- _Goal of the exercise_
After reading the data below, copy out every line that contains the word "cookies".

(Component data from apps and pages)

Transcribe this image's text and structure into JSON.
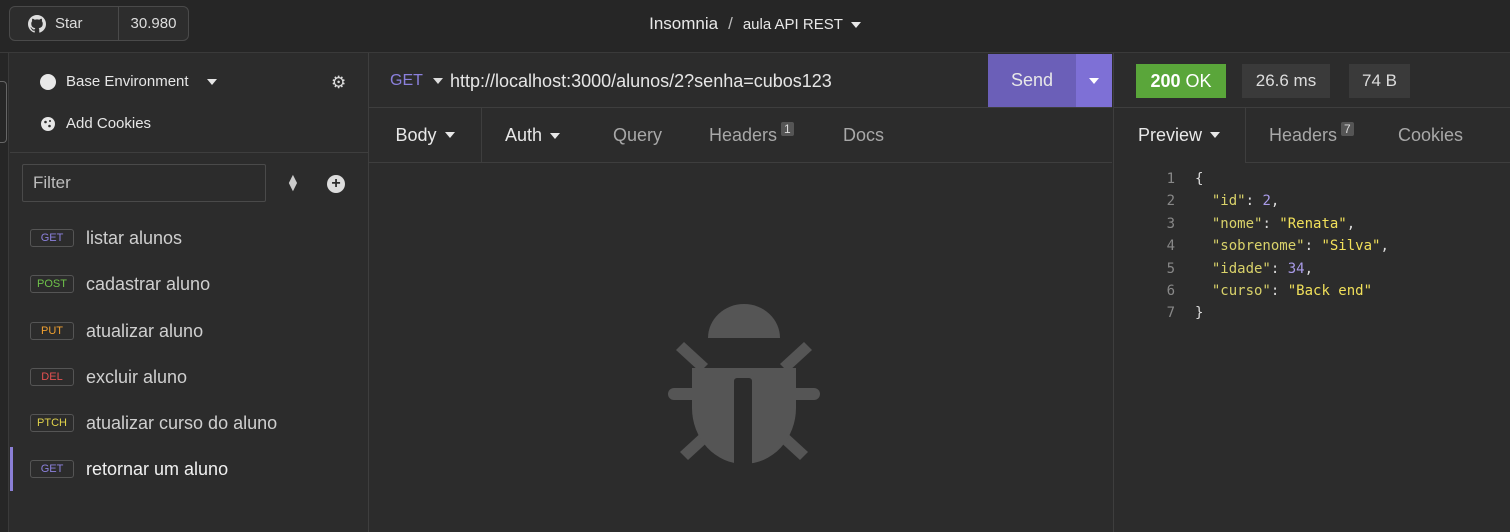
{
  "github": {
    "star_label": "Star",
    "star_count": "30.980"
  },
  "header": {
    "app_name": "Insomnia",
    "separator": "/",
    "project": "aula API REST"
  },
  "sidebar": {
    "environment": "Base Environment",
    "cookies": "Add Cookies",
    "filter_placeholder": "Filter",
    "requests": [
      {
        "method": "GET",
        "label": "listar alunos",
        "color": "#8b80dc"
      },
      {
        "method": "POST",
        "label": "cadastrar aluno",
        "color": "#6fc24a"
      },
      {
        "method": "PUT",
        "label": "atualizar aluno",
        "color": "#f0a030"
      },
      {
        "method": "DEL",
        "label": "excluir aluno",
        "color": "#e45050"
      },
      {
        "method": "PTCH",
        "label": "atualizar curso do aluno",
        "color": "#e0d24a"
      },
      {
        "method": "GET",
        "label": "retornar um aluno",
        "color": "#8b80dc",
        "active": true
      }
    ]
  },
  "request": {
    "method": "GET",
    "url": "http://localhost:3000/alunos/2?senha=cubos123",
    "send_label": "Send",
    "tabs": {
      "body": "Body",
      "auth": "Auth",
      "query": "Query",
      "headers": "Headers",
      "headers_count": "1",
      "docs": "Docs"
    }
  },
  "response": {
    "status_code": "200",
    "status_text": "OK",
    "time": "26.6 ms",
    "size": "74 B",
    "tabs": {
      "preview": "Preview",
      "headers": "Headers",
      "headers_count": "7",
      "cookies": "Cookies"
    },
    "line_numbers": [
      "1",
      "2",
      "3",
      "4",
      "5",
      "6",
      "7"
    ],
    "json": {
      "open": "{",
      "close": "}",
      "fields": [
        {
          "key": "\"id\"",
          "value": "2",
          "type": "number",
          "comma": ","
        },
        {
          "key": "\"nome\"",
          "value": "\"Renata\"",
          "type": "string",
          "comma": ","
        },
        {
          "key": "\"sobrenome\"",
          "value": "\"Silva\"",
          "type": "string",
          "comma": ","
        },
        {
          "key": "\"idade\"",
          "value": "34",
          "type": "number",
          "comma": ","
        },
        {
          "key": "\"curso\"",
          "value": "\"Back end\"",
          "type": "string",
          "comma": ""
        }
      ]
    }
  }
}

- _Solved problem_
    "cookies": "Add Cookies",
      "cookies": "Cookies"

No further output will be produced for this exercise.